[Data about app and page elements]

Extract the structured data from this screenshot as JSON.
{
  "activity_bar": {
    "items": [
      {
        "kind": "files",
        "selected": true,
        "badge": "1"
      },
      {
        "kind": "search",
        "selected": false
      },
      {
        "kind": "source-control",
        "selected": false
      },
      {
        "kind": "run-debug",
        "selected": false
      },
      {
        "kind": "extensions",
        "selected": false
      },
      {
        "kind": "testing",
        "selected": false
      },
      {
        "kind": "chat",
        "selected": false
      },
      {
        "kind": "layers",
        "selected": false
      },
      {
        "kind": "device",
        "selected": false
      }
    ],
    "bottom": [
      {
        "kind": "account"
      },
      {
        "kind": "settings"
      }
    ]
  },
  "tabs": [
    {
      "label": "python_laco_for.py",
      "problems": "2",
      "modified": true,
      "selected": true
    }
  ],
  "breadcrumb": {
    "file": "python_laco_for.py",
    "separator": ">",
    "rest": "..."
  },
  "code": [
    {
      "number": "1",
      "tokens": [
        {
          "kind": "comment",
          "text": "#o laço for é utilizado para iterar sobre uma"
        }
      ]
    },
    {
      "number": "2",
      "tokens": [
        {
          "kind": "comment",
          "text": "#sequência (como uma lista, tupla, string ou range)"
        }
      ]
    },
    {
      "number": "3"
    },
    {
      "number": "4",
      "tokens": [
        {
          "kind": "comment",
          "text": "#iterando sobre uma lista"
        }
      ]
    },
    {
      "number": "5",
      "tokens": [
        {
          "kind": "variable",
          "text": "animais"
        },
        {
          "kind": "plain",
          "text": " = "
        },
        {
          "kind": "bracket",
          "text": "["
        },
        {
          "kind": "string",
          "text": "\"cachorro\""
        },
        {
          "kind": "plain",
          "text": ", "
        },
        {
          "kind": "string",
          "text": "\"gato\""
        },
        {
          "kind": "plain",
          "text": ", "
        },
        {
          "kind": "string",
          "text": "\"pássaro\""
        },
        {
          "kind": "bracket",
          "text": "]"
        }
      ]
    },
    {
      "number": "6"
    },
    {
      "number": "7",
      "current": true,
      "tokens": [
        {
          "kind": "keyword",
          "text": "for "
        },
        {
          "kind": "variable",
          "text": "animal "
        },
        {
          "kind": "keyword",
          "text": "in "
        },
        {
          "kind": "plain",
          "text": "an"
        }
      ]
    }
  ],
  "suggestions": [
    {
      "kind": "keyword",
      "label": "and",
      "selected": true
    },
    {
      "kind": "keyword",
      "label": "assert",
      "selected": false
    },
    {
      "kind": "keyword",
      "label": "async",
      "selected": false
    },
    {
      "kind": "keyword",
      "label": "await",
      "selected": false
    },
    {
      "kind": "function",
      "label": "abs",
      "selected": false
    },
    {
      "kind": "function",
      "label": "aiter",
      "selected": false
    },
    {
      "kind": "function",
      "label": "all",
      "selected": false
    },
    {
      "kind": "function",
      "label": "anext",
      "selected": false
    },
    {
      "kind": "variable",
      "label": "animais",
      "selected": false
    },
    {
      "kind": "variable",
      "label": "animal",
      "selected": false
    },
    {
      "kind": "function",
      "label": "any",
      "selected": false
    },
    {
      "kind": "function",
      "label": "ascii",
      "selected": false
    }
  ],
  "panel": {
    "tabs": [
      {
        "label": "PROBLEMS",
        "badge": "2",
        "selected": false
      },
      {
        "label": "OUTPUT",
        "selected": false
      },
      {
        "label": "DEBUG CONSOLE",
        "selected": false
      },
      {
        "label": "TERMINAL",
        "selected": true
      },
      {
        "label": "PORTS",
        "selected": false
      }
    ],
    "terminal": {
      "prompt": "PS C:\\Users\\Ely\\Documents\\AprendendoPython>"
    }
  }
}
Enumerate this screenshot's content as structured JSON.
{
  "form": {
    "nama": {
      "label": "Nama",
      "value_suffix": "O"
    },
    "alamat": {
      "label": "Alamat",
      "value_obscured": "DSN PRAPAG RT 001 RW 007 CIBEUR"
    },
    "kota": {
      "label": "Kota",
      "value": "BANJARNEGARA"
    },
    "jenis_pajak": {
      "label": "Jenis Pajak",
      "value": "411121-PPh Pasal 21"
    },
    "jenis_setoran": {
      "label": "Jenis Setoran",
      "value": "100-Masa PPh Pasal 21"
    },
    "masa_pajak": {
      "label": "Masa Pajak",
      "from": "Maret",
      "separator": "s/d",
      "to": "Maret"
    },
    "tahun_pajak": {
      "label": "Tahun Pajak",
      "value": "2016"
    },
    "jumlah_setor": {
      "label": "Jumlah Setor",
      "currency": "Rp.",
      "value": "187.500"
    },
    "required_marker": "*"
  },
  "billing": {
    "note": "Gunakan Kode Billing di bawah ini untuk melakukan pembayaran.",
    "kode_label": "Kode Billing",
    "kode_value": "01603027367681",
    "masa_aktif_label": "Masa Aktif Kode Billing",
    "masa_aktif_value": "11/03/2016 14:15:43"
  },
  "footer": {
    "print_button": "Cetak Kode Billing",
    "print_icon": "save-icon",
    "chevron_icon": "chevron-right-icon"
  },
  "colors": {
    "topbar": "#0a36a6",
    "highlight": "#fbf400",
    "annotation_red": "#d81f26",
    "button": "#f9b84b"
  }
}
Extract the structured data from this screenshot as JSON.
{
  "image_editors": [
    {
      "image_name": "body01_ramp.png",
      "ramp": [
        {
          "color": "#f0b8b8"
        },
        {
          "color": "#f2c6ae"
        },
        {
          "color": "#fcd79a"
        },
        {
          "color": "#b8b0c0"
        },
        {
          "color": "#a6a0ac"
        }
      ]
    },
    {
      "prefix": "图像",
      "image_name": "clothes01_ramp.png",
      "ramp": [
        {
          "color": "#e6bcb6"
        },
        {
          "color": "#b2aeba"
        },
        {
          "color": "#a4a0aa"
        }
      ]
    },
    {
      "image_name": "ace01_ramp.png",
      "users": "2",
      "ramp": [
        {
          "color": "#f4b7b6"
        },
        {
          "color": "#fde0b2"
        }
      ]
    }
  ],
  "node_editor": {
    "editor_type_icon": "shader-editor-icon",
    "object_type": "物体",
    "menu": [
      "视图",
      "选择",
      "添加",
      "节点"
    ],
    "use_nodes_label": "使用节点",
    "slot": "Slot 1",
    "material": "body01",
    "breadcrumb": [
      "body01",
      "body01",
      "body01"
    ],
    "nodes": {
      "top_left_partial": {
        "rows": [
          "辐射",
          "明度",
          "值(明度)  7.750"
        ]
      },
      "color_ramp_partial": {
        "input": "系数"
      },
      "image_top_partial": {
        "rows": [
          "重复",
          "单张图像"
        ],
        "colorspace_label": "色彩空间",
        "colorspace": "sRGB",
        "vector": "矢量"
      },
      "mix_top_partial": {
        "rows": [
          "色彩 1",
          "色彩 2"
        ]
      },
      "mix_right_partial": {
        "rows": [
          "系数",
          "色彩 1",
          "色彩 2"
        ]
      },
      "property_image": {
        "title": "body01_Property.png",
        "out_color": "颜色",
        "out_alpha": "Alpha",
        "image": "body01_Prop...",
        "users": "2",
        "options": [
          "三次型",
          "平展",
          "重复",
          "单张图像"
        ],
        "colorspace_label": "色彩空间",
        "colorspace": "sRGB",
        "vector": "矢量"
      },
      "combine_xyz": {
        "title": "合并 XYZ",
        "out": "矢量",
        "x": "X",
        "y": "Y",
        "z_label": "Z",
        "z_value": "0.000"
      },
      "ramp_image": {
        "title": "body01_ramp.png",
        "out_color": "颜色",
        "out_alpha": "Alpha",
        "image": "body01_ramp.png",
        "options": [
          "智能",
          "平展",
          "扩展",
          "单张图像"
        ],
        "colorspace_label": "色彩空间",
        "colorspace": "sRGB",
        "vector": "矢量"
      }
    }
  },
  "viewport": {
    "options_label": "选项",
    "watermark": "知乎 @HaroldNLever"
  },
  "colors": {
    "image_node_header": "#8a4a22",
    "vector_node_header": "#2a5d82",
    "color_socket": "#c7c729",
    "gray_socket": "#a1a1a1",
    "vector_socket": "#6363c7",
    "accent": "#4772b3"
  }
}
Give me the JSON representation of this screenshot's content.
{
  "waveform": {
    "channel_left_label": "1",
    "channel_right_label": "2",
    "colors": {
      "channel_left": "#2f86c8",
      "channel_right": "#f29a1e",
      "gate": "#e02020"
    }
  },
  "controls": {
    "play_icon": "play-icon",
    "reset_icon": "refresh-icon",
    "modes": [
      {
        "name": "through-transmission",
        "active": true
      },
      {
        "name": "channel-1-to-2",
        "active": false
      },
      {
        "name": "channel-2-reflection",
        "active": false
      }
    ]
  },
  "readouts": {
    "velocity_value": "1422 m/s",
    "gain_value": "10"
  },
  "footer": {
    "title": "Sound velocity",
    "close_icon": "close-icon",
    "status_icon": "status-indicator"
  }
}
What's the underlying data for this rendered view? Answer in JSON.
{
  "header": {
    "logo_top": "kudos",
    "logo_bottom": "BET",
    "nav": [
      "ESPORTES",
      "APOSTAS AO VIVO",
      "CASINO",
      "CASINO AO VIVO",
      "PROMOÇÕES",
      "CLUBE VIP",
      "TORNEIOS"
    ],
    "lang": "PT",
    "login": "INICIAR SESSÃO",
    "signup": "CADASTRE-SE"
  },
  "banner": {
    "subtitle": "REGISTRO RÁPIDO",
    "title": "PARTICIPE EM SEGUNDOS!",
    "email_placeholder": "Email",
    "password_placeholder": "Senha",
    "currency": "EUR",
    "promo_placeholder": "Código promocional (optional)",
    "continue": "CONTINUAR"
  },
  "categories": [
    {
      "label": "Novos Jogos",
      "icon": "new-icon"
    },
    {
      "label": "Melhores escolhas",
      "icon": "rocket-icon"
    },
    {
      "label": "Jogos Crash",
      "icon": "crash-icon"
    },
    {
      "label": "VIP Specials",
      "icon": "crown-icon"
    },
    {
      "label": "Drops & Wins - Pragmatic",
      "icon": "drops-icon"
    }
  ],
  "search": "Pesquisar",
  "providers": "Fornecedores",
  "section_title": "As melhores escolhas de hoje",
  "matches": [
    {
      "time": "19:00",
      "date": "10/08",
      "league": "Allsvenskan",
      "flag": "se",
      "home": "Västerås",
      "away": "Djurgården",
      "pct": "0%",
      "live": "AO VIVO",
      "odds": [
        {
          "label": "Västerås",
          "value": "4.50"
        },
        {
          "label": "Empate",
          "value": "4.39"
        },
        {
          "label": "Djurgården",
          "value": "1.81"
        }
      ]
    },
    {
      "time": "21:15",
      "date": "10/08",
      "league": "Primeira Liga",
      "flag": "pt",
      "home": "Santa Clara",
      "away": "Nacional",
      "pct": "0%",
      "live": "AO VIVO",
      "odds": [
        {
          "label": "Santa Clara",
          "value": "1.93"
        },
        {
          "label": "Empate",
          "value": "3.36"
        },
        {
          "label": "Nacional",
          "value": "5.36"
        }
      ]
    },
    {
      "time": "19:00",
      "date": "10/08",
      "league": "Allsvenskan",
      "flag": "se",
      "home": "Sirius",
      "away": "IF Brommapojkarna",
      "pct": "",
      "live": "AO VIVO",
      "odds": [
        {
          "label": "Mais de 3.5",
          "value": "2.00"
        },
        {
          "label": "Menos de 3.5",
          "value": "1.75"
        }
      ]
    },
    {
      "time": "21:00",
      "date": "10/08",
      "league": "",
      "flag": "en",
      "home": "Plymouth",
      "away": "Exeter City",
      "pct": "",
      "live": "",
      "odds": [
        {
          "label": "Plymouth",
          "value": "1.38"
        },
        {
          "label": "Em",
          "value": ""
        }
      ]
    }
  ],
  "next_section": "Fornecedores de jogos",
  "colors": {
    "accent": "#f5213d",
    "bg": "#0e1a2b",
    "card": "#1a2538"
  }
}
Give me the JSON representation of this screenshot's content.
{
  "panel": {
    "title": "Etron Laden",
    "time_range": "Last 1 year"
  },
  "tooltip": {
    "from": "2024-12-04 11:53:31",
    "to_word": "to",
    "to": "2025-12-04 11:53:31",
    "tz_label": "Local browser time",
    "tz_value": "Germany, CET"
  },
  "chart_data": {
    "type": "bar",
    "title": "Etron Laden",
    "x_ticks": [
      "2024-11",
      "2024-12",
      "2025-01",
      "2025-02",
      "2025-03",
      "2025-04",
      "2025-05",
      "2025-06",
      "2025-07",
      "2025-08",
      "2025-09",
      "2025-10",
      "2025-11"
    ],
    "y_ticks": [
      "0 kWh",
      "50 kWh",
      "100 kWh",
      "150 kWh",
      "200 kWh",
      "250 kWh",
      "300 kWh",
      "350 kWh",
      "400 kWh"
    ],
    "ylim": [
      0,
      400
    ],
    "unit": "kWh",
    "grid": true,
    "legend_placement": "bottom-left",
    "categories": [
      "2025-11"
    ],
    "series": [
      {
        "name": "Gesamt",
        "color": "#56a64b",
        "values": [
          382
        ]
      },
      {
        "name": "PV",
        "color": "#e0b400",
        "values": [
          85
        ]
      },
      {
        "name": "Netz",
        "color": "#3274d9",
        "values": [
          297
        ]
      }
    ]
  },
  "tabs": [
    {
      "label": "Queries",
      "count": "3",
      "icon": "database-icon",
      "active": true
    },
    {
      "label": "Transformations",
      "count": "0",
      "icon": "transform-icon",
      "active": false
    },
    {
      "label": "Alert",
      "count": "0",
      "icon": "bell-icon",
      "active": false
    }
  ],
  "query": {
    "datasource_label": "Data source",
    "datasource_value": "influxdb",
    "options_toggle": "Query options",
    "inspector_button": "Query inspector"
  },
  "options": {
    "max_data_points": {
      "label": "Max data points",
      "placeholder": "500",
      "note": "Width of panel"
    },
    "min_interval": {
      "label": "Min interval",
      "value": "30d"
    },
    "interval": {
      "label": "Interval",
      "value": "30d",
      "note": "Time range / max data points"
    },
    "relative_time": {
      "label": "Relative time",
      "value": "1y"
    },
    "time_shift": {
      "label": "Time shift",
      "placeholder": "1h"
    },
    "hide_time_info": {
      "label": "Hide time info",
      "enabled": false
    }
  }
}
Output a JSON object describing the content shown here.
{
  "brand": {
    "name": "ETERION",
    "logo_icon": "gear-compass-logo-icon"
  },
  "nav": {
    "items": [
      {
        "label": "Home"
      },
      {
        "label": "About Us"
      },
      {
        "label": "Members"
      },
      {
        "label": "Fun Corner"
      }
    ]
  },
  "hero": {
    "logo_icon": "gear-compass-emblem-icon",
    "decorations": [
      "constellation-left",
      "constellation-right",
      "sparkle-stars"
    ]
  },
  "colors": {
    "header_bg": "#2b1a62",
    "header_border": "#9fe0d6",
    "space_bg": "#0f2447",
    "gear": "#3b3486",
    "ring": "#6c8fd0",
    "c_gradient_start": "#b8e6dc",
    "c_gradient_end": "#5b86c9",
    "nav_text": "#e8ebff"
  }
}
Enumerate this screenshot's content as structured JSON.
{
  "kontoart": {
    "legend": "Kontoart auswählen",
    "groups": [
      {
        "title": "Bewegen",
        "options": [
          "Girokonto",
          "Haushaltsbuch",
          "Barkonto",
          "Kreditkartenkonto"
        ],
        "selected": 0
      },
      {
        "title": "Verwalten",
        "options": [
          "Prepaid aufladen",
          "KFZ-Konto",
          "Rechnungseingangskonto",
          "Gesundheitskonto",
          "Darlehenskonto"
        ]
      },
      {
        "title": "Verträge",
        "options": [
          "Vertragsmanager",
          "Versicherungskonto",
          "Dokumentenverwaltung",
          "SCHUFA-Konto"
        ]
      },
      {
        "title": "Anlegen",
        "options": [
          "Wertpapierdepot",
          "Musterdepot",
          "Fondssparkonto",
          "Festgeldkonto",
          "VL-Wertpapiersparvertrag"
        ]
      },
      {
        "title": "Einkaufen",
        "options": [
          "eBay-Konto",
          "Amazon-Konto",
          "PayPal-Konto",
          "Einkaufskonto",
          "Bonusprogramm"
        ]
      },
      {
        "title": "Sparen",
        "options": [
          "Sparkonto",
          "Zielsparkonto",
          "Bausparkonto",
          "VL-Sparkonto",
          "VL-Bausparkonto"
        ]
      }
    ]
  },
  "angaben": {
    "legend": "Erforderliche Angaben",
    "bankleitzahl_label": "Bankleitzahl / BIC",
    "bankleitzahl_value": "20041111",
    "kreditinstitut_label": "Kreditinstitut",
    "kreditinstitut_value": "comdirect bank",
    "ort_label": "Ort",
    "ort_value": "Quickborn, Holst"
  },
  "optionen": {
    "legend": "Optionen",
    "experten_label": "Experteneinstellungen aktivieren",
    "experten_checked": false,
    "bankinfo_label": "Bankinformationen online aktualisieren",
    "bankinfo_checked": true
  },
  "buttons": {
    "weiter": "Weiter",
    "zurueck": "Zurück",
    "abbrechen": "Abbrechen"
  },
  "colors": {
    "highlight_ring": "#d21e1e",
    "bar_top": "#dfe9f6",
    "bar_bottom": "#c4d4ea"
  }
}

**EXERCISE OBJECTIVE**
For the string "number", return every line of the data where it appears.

**RESPONSE AREA**
      "number": "1",
      "number": "2",
      "number": "3"
      "number": "4",
      "number": "5",
      "number": "6"
      "number": "7",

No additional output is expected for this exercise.